Each state sets forth the types of damages and sometimes limits what a plaintiff can recover as damages in personal injury cases involving truck accidents. You should hire anattorney to look through the facts and circumstances of the particular case and determine what measure of damages may be appropriate.

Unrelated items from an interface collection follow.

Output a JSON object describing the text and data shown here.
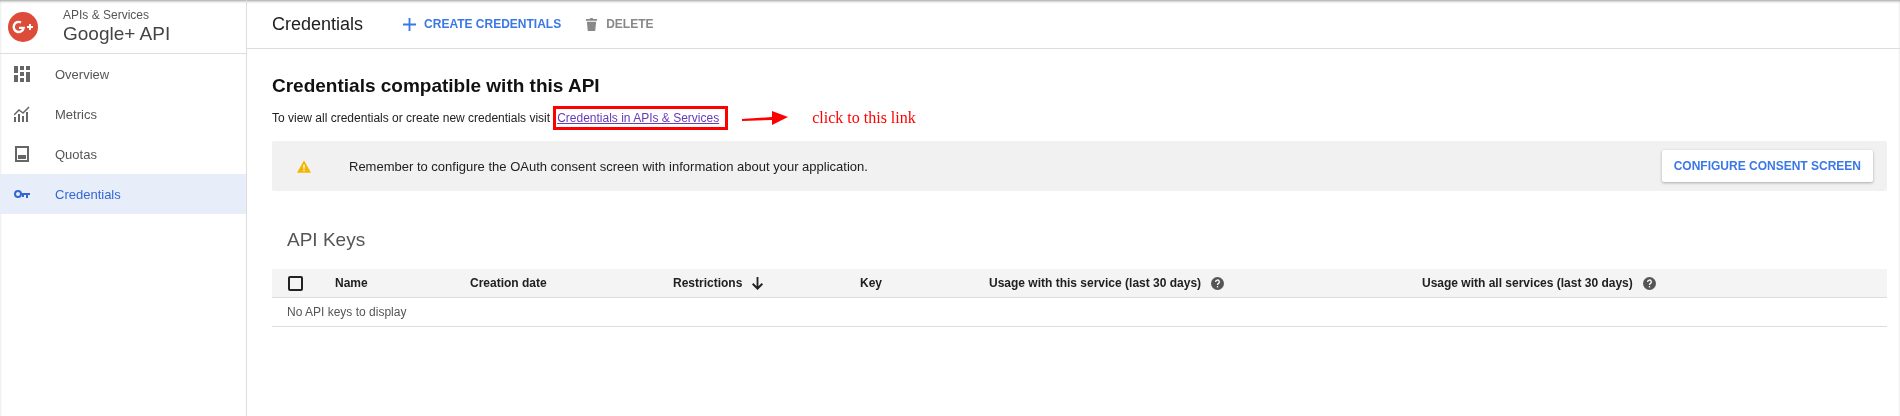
{
  "sidebar": {
    "section": "APIs & Services",
    "title": "Google+ API",
    "items": [
      {
        "label": "Overview",
        "selected": false
      },
      {
        "label": "Metrics",
        "selected": false
      },
      {
        "label": "Quotas",
        "selected": false
      },
      {
        "label": "Credentials",
        "selected": true
      }
    ]
  },
  "header": {
    "title": "Credentials",
    "actions": [
      {
        "label": "CREATE CREDENTIALS",
        "disabled": false
      },
      {
        "label": "DELETE",
        "disabled": true
      }
    ]
  },
  "main": {
    "heading": "Credentials compatible with this API",
    "intro": "To view all credentials or create new credentials visit",
    "link": "Credentials in APIs & Services",
    "annotation": "click to this link",
    "banner": {
      "message": "Remember to configure the OAuth consent screen with information about your application.",
      "button": "CONFIGURE CONSENT SCREEN"
    },
    "api_keys": {
      "title": "API Keys",
      "select_all_checked": false,
      "columns": [
        {
          "label": "Name",
          "kind": "plain"
        },
        {
          "label": "Creation date",
          "kind": "plain"
        },
        {
          "label": "Restrictions",
          "kind": "sorted"
        },
        {
          "label": "Key",
          "kind": "plain"
        },
        {
          "label": "Usage with this service (last 30 days)",
          "kind": "help"
        },
        {
          "label": "Usage with all services (last 30 days)",
          "kind": "help"
        }
      ],
      "empty": "No API keys to display"
    }
  }
}
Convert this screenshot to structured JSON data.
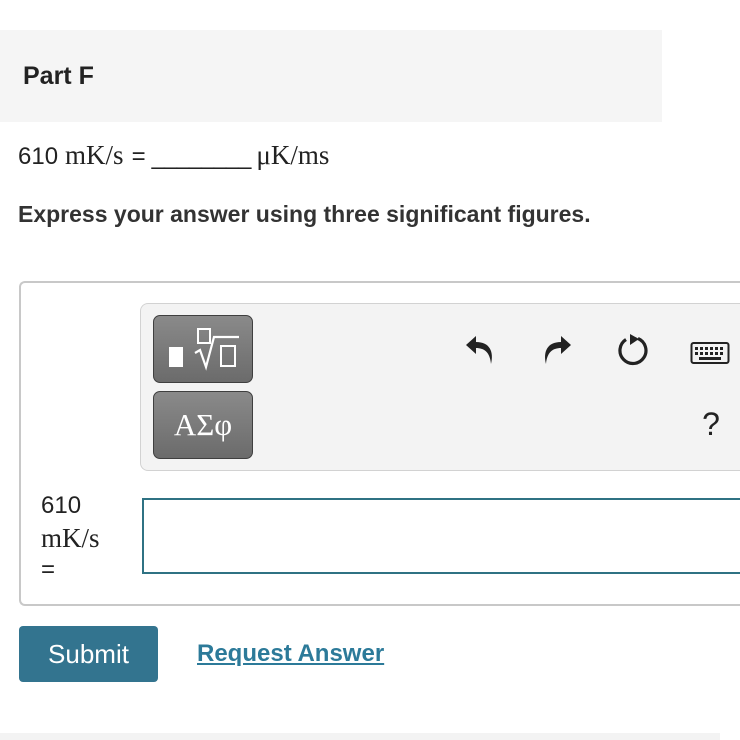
{
  "part": {
    "title": "Part F"
  },
  "question": {
    "value": "610",
    "unit": "mK/s",
    "equals": "=",
    "blank": "________",
    "target_unit": "μK/ms"
  },
  "instructions": "Express your answer using three significant figures.",
  "toolbar": {
    "templates_icon": "templates-sqrt-icon",
    "symbols_label": "ΑΣφ",
    "undo_icon": "undo-icon",
    "redo_icon": "redo-icon",
    "reset_icon": "reset-icon",
    "keyboard_icon": "keyboard-icon",
    "help_label": "?"
  },
  "answer": {
    "label_value": "610",
    "label_unit": "mK/s",
    "label_equals": "=",
    "input_value": "",
    "input_placeholder": ""
  },
  "actions": {
    "submit_label": "Submit",
    "request_answer_label": "Request Answer"
  },
  "colors": {
    "primary": "#33748f",
    "link": "#2c7a99",
    "input_border": "#2f7283",
    "tool_button": "#6b6b6b"
  }
}
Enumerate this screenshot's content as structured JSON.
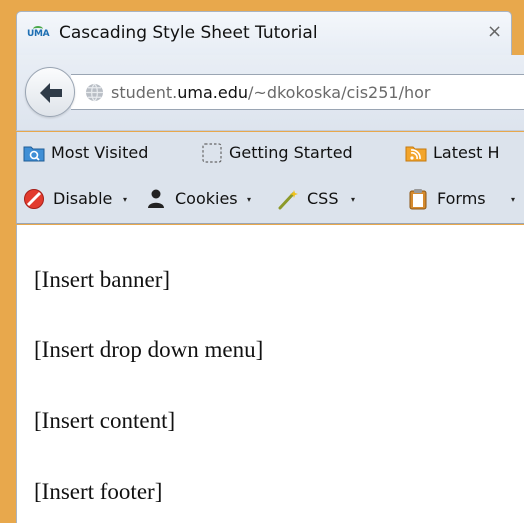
{
  "tab": {
    "favicon_text": "UMA",
    "title": "Cascading Style Sheet Tutorial",
    "close_glyph": "×"
  },
  "nav": {
    "url_prefix": "student.",
    "url_host": "uma.edu",
    "url_path": "/~dkokoska/cis251/hor"
  },
  "bookmarks": {
    "items": [
      {
        "label": "Most Visited",
        "icon": "most-visited-folder-icon"
      },
      {
        "label": "Getting Started",
        "icon": "dashed-page-icon"
      },
      {
        "label": "Latest H",
        "icon": "rss-feed-icon"
      }
    ]
  },
  "dev_toolbar": {
    "items": [
      {
        "label": "Disable",
        "icon": "disable-icon"
      },
      {
        "label": "Cookies",
        "icon": "cookies-icon"
      },
      {
        "label": "CSS",
        "icon": "css-wand-icon"
      },
      {
        "label": "Forms",
        "icon": "forms-clipboard-icon"
      }
    ],
    "caret": "▾"
  },
  "page": {
    "lines": [
      "[Insert banner]",
      "[Insert drop down menu]",
      "[Insert content]",
      "[Insert footer]"
    ]
  },
  "colors": {
    "window_frame": "#e8a84c",
    "content_bg": "#ffffff",
    "toolbar_bg": "#dce3ec"
  }
}
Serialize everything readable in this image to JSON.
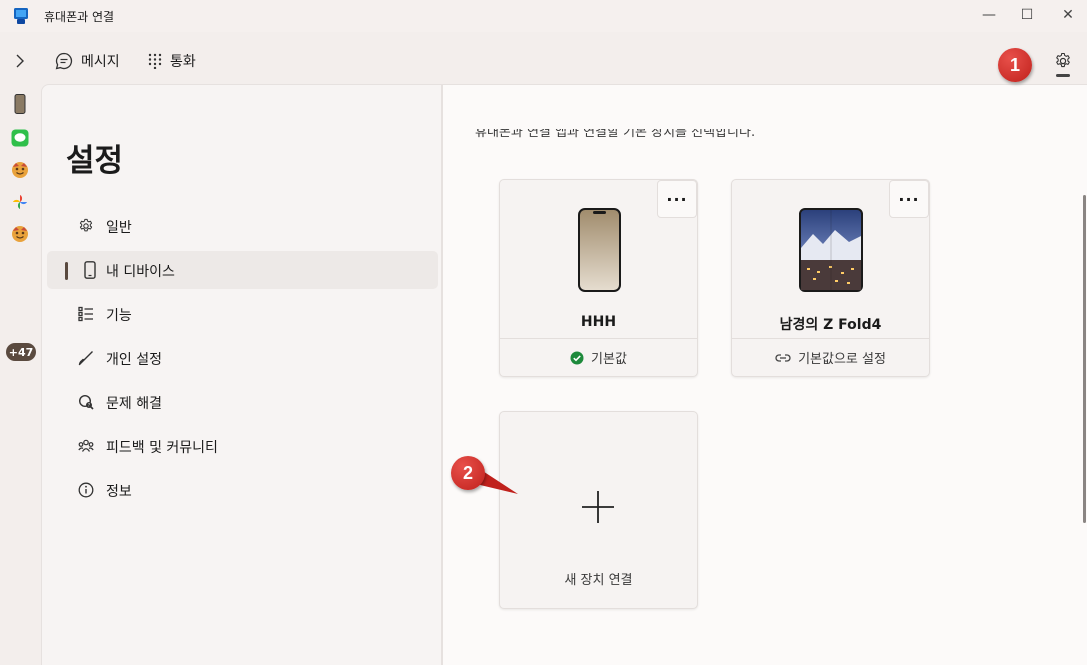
{
  "window": {
    "title": "휴대폰과 연결",
    "controls": {
      "minimize": "—",
      "maximize": "☐",
      "close": "✕"
    }
  },
  "toolbar": {
    "messages_label": "메시지",
    "calls_label": "통화"
  },
  "markers": {
    "first": "1",
    "second": "2"
  },
  "rail": {
    "badge": "+47"
  },
  "settings": {
    "heading": "설정",
    "nav": [
      {
        "label": "일반",
        "icon": "gear-icon"
      },
      {
        "label": "내 디바이스",
        "icon": "phone-icon",
        "selected": true
      },
      {
        "label": "기능",
        "icon": "list-icon"
      },
      {
        "label": "개인 설정",
        "icon": "brush-icon"
      },
      {
        "label": "문제 해결",
        "icon": "troubleshoot-icon"
      },
      {
        "label": "피드백 및 커뮤니티",
        "icon": "people-icon"
      },
      {
        "label": "정보",
        "icon": "info-icon"
      }
    ]
  },
  "content": {
    "description": "휴대폰과 연결 앱과 연결할 기본 장치를 선택합니다.",
    "devices": [
      {
        "name": "HHH",
        "status": "기본값",
        "more": "···"
      },
      {
        "name": "남경의 Z Fold4",
        "action": "기본값으로 설정",
        "more": "···"
      }
    ],
    "add_device_label": "새 장치 연결"
  },
  "colors": {
    "accent": "#5a4a3f",
    "marker": "#d0302a",
    "check": "#1e8a3c"
  }
}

It can never hurt to hire an attorney; they have extensive knowledge of the law and can see opportunity that an average person cannot. If you have any doubts in your mind about the legality of your case, you should contact an attorney who can walk you through the benefits of filing a lawsuit of this type.